(Extracted data):
*** Begin section ***

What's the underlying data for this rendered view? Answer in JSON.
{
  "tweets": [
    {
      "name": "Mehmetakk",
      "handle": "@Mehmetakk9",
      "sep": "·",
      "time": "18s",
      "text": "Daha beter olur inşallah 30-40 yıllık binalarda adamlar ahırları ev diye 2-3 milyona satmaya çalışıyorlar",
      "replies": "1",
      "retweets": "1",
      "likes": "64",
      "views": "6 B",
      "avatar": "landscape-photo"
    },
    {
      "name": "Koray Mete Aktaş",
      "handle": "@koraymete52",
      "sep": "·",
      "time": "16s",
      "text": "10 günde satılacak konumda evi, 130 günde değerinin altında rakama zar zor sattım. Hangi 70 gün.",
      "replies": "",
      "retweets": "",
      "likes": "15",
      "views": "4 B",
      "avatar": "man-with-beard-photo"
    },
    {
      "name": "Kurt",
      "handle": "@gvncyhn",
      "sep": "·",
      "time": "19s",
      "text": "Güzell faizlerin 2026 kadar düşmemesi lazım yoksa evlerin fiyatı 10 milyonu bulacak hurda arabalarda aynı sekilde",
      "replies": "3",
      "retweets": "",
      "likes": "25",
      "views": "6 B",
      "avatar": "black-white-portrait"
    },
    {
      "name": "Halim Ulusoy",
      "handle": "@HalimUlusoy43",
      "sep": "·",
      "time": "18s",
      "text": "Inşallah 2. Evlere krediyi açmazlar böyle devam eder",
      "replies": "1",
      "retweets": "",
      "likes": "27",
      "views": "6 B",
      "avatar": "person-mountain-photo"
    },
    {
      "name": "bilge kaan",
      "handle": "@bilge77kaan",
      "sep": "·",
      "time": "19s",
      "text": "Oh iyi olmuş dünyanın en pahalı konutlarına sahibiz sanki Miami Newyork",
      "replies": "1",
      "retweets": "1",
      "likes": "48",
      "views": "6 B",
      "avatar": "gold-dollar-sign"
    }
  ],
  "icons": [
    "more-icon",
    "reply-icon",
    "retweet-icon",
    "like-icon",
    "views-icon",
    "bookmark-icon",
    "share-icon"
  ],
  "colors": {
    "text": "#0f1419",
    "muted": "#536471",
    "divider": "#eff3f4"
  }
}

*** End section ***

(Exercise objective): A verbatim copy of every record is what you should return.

(Output below):
What's the underlying data for this rendered view? Answer in JSON.
{
  "tweets": [
    {
      "name": "Mehmetakk",
      "handle": "@Mehmetakk9",
      "sep": "·",
      "time": "18s",
      "text": "Daha beter olur inşallah 30-40 yıllık binalarda adamlar ahırları ev diye 2-3 milyona satmaya çalışıyorlar",
      "replies": "1",
      "retweets": "1",
      "likes": "64",
      "views": "6 B",
      "avatar": "landscape-photo"
    },
    {
      "name": "Koray Mete Aktaş",
      "handle": "@koraymete52",
      "sep": "·",
      "time": "16s",
      "text": "10 günde satılacak konumda evi, 130 günde değerinin altında rakama zar zor sattım. Hangi 70 gün.",
      "replies": "",
      "retweets": "",
      "likes": "15",
      "views": "4 B",
      "avatar": "man-with-beard-photo"
    },
    {
      "name": "Kurt",
      "handle": "@gvncyhn",
      "sep": "·",
      "time": "19s",
      "text": "Güzell faizlerin 2026 kadar düşmemesi lazım yoksa evlerin fiyatı 10 milyonu bulacak hurda arabalarda aynı sekilde",
      "replies": "3",
      "retweets": "",
      "likes": "25",
      "views": "6 B",
      "avatar": "black-white-portrait"
    },
    {
      "name": "Halim Ulusoy",
      "handle": "@HalimUlusoy43",
      "sep": "·",
      "time": "18s",
      "text": "Inşallah 2. Evlere krediyi açmazlar böyle devam eder",
      "replies": "1",
      "retweets": "",
      "likes": "27",
      "views": "6 B",
      "avatar": "person-mountain-photo"
    },
    {
      "name": "bilge kaan",
      "handle": "@bilge77kaan",
      "sep": "·",
      "time": "19s",
      "text": "Oh iyi olmuş dünyanın en pahalı konutlarına sahibiz sanki Miami Newyork",
      "replies": "1",
      "retweets": "1",
      "likes": "48",
      "views": "6 B",
      "avatar": "gold-dollar-sign"
    }
  ],
  "icons": [
    "more-icon",
    "reply-icon",
    "retweet-icon",
    "like-icon",
    "views-icon",
    "bookmark-icon",
    "share-icon"
  ],
  "colors": {
    "text": "#0f1419",
    "muted": "#536471",
    "divider": "#eff3f4"
  }
}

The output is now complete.